* **Work request**: Go through the listing below and output it word for word.

Input data section start

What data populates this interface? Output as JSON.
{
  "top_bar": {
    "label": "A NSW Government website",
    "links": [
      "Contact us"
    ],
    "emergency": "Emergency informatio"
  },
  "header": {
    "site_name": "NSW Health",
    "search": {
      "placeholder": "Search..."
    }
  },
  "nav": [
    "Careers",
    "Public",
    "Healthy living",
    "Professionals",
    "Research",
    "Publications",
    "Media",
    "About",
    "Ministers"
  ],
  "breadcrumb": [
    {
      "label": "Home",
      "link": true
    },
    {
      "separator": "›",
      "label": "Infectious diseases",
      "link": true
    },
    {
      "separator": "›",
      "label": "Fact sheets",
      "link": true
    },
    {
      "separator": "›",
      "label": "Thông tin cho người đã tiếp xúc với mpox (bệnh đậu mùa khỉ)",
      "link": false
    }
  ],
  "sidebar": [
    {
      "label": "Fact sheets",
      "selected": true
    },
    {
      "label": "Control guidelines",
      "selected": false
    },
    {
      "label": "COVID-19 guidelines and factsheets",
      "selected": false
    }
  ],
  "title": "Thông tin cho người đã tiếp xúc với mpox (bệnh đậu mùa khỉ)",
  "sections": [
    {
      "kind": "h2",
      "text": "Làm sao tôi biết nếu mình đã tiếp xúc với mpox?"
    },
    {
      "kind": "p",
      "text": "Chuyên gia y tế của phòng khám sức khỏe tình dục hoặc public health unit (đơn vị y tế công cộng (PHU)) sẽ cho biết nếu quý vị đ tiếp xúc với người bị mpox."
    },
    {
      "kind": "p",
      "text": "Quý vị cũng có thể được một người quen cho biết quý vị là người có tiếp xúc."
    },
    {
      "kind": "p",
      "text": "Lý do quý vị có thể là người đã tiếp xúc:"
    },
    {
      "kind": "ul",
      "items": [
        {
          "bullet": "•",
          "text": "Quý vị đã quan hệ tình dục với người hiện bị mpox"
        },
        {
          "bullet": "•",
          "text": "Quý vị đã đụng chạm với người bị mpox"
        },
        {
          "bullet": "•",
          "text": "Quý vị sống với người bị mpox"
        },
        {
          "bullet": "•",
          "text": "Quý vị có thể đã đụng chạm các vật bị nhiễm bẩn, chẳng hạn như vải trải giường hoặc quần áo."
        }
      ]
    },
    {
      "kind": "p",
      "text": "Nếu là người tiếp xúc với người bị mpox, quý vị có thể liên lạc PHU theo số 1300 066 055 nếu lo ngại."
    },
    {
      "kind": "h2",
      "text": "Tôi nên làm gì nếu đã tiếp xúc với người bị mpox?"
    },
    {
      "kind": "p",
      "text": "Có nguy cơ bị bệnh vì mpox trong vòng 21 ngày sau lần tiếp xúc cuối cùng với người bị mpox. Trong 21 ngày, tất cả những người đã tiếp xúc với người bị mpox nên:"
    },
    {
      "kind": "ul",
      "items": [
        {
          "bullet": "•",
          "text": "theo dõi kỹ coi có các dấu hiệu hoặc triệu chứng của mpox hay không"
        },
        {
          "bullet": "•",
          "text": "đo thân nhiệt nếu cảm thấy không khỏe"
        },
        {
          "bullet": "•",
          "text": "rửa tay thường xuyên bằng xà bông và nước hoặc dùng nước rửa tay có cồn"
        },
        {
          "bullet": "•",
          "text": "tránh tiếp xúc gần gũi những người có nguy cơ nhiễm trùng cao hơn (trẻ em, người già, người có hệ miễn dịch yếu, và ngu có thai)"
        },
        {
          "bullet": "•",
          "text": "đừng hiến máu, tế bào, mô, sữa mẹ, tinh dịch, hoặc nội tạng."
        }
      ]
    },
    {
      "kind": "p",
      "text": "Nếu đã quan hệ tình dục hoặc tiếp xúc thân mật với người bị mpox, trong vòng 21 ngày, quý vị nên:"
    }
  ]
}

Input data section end

* **Solution**:
What data populates this interface? Output as JSON.
{
  "top_bar": {
    "label": "A NSW Government website",
    "links": [
      "Contact us"
    ],
    "emergency": "Emergency informatio"
  },
  "header": {
    "site_name": "NSW Health",
    "search": {
      "placeholder": "Search..."
    }
  },
  "nav": [
    "Careers",
    "Public",
    "Healthy living",
    "Professionals",
    "Research",
    "Publications",
    "Media",
    "About",
    "Ministers"
  ],
  "breadcrumb": [
    {
      "label": "Home",
      "link": true
    },
    {
      "separator": "›",
      "label": "Infectious diseases",
      "link": true
    },
    {
      "separator": "›",
      "label": "Fact sheets",
      "link": true
    },
    {
      "separator": "›",
      "label": "Thông tin cho người đã tiếp xúc với mpox (bệnh đậu mùa khỉ)",
      "link": false
    }
  ],
  "sidebar": [
    {
      "label": "Fact sheets",
      "selected": true
    },
    {
      "label": "Control guidelines",
      "selected": false
    },
    {
      "label": "COVID-19 guidelines and factsheets",
      "selected": false
    }
  ],
  "title": "Thông tin cho người đã tiếp xúc với mpox (bệnh đậu mùa khỉ)",
  "sections": [
    {
      "kind": "h2",
      "text": "Làm sao tôi biết nếu mình đã tiếp xúc với mpox?"
    },
    {
      "kind": "p",
      "text": "Chuyên gia y tế của phòng khám sức khỏe tình dục hoặc public health unit (đơn vị y tế công cộng (PHU)) sẽ cho biết nếu quý vị đ tiếp xúc với người bị mpox."
    },
    {
      "kind": "p",
      "text": "Quý vị cũng có thể được một người quen cho biết quý vị là người có tiếp xúc."
    },
    {
      "kind": "p",
      "text": "Lý do quý vị có thể là người đã tiếp xúc:"
    },
    {
      "kind": "ul",
      "items": [
        {
          "bullet": "•",
          "text": "Quý vị đã quan hệ tình dục với người hiện bị mpox"
        },
        {
          "bullet": "•",
          "text": "Quý vị đã đụng chạm với người bị mpox"
        },
        {
          "bullet": "•",
          "text": "Quý vị sống với người bị mpox"
        },
        {
          "bullet": "•",
          "text": "Quý vị có thể đã đụng chạm các vật bị nhiễm bẩn, chẳng hạn như vải trải giường hoặc quần áo."
        }
      ]
    },
    {
      "kind": "p",
      "text": "Nếu là người tiếp xúc với người bị mpox, quý vị có thể liên lạc PHU theo số 1300 066 055 nếu lo ngại."
    },
    {
      "kind": "h2",
      "text": "Tôi nên làm gì nếu đã tiếp xúc với người bị mpox?"
    },
    {
      "kind": "p",
      "text": "Có nguy cơ bị bệnh vì mpox trong vòng 21 ngày sau lần tiếp xúc cuối cùng với người bị mpox. Trong 21 ngày, tất cả những người đã tiếp xúc với người bị mpox nên:"
    },
    {
      "kind": "ul",
      "items": [
        {
          "bullet": "•",
          "text": "theo dõi kỹ coi có các dấu hiệu hoặc triệu chứng của mpox hay không"
        },
        {
          "bullet": "•",
          "text": "đo thân nhiệt nếu cảm thấy không khỏe"
        },
        {
          "bullet": "•",
          "text": "rửa tay thường xuyên bằng xà bông và nước hoặc dùng nước rửa tay có cồn"
        },
        {
          "bullet": "•",
          "text": "tránh tiếp xúc gần gũi những người có nguy cơ nhiễm trùng cao hơn (trẻ em, người già, người có hệ miễn dịch yếu, và ngu có thai)"
        },
        {
          "bullet": "•",
          "text": "đừng hiến máu, tế bào, mô, sữa mẹ, tinh dịch, hoặc nội tạng."
        }
      ]
    },
    {
      "kind": "p",
      "text": "Nếu đã quan hệ tình dục hoặc tiếp xúc thân mật với người bị mpox, trong vòng 21 ngày, quý vị nên:"
    }
  ]
}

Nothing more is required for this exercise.